Intellectual Property is a legal concept that is:
Once these protections expire, the intellectual property they once secured enters the public domain, meaning it can be freely used by anyone.
Most people agree that creators should be entitled to some type of protection over their creative works. That said, there is fierce debate about what form that protection should take, and how long it should last. This debate has given rise to several proposals for alternative systems of safeguarding intellectual property.
One of the most prominent proposed alternatives is called Creative Commons licensing.
The core idea behind Creative Commons licensing is that it allows creators to use our current legal system to give universal permission for certain uses of their work that would otherwise infringe copyright. It has a lot in common with the ideology behind the 'open source' movement. Advocates of Creative Commons licensing usually believe that culture should be more open, shareable, collaborative, and available for remixing.
Because Creative Commons exists within our existing legal framework, creators must 'opt in' to place CC licenses on their work, unlike copyright, which is automatically granted upon a work's creation.
There are several types of Creative Commons licenses. The most extreme is a Public Domain license, which is basically a forfeit of copyright protection. Less extreme licenses allow creators to permit use of their work for noncommercial purposes only, or to permit all use of their work on the condition that it is not altered, or that they are given credit for it. See the video below for more information on Creative Commons licensing.

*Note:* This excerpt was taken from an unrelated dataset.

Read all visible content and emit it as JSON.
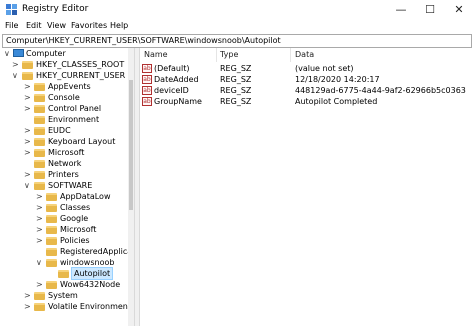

Title 17 Section 107 of the United States Code establishes protections for "fair use" of copyrighted material,
"for purposes such as criticism, comment, news reporting, teaching (including multiple copies for classroom use), scholarship, or research, is not an infringement of copyright. In determining whether the use made of a work in any particular case is a fair use the factors to be considered shall include:
(1) the purpose and character of the use, including whether such use is of a commercial nature or is for nonprofit educational purposes;
(2) the nature of the copyrighted work;
(3) the amount and substantiality of the portion used in relation to the copyrighted work as a whole; and
(4) the effect of the use upon the potential market for or value of the copyrighted work."
What does all this legalese mean, exactly?
Essentially, it means that copyright protection isn't total - there are some important cases in which it is acceptable to use portions of a copyrighted work for specific purposes including education, criticism, commentary, news reporting, and parody.
Unfortunately, it's not as simple as saying, "This is an educational use, so it must be fair use." Fair use also takes into account the amount or extent of the work being used and the impact on the market for the original work.
So if you were to copy an entire textbook and give the copies away to any NMC student who wanted it, that would likely not be considered fair use. Even though you wouldn't be profiting from the endeavor, and it could be seen as an educational use, you'd be using the entirety of the original work and creating a clear negative impact on the market for the textbook (anyone you gave the book to would be one less potential buyer for the author's work).
All four of the numbered factors laid out in Section 107 are weighed in any question of Fair Use, so it's important to consider each of them when making a decision about how to use copyrighted material. To learn more about fair use, see the links below or contact one of your NMC librarians.